In modern America, Thanksgiving signals for many an opportunity to come together with family and friends to enjoy the goodness of life. It’s a pause on the madness and delirium of our divided times.

In a time of entitlement, chaos, and self-focus, giving thanks to God is a radical act.

Be a radical this year: eat turkey.

Laugh.

Choose gratitude

Read More »

Freedom’s Foundations and Freedom’s Future: A Fourth of July Special

Townhall Review – July 6, 2018

In this special Fourth of July edition, Dennis Prager and British writer Paul Johnson examine George Washington’s role in the founding of our nation. Michael Medved looks at one of the most memorable events at the beginning of America, the Boston Tea Party. Hugh Hewitt and Dr. Larry Arnn, president of Hillsdale College, talk about the Declaration of Independence. Dennis Prager looks at the Declaration of Independence if it were written today. Michael Medved returns to share about the American Revolution and how Americans were determined to defend what God had given them, freedom.

Read More »

Michael Medved: The Key Lesson of the D-Day Prayer

On the night of June 6, 1944, President Franklin Roosevelt spoke on the radio to announce the initial success of the D-Day invasion.

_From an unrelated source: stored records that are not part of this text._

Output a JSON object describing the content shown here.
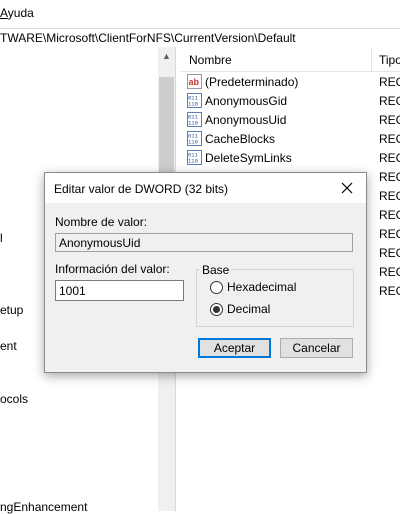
{
  "menubar": {
    "help": "Ayuda"
  },
  "address": {
    "path": "TWARE\\Microsoft\\ClientForNFS\\CurrentVersion\\Default"
  },
  "tree": {
    "items": [
      "l",
      "etup",
      "ent",
      "ocols",
      "ngEnhancement"
    ]
  },
  "list": {
    "col_name": "Nombre",
    "col_type": "Tipo",
    "rows": [
      {
        "name": "(Predeterminado)",
        "type": "REG",
        "icon": "string-value-icon"
      },
      {
        "name": "AnonymousGid",
        "type": "REG",
        "icon": "binary-value-icon"
      },
      {
        "name": "AnonymousUid",
        "type": "REG",
        "icon": "binary-value-icon"
      },
      {
        "name": "CacheBlocks",
        "type": "REG",
        "icon": "binary-value-icon"
      },
      {
        "name": "DeleteSymLinks",
        "type": "REG",
        "icon": "binary-value-icon"
      }
    ],
    "extra_types": [
      "REG",
      "REG",
      "REG",
      "REG",
      "REG",
      "REG",
      "REG"
    ]
  },
  "dialog": {
    "title": "Editar valor de DWORD (32 bits)",
    "name_label": "Nombre de valor:",
    "name_value": "AnonymousUid",
    "data_label": "Información del valor:",
    "data_value": "1001",
    "base_label": "Base",
    "hex_label": "Hexadecimal",
    "dec_label": "Decimal",
    "selected_base": "Decimal",
    "ok_label": "Aceptar",
    "cancel_label": "Cancelar"
  }
}
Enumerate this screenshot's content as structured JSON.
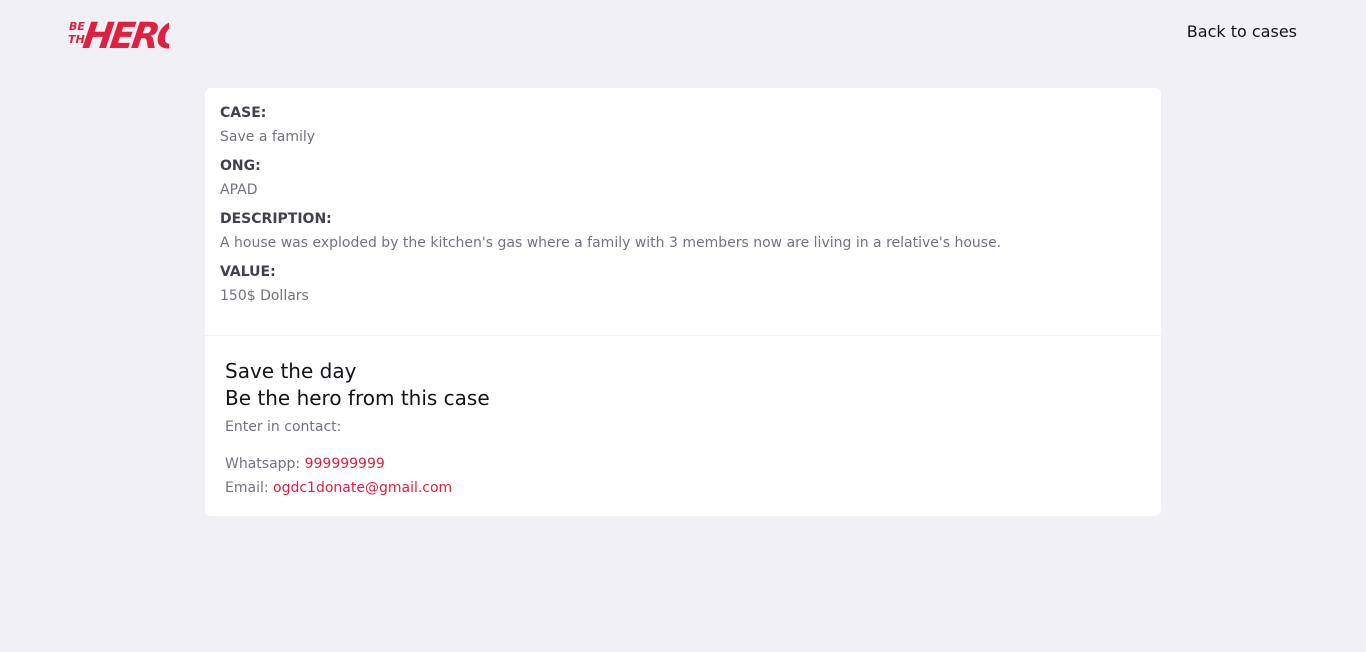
{
  "header": {
    "logo": {
      "small_words": [
        "BE",
        "THE"
      ],
      "big_word": "HERO",
      "color": "#e02041"
    },
    "back_link": "Back to cases"
  },
  "case_details": {
    "fields": [
      {
        "label": "CASE:",
        "value": "Save a family"
      },
      {
        "label": "ONG:",
        "value": "APAD"
      },
      {
        "label": "DESCRIPTION:",
        "value": "A house was exploded by the kitchen's gas where a family with 3 members now are living in a relative's house."
      },
      {
        "label": "VALUE:",
        "value": "150$ Dollars"
      }
    ]
  },
  "contact": {
    "title_line1": "Save the day",
    "title_line2": "Be the hero from this case",
    "subtitle": "Enter in contact:",
    "whatsapp_label": "Whatsapp:",
    "whatsapp_value": "999999999",
    "email_label": "Email:",
    "email_value": "ogdc1donate@gmail.com"
  },
  "colors": {
    "background": "#f0f0f5",
    "card": "#ffffff",
    "accent": "#e02041",
    "label": "#41414d",
    "muted": "#737380"
  }
}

“Almighty God,” he began, urging the nation to join him in prayer. “Our sons, pride of our Nation, this day have set upon a mighty endeavor, a struggle to preserve our Republic, our religion, and our civilization, and to set free a suffering humanity.”

President Trump read those words 75 years later to commemorate the occasion.

Liberal hero though he was, FDR defined part of the war’s goal as defending “our religion.” He didn’t deny the crucial Protestant-Catholic divide, or ignore the presence in the ranks thousands of Jews and other non-Christians.

But Roosevelt’s words strongly implied a shared faith in America as an instrument of divine Providence “to set free a suffering humanity.” In today’s turmoil, may Americans rediscover that sense of common purpose.

Read More »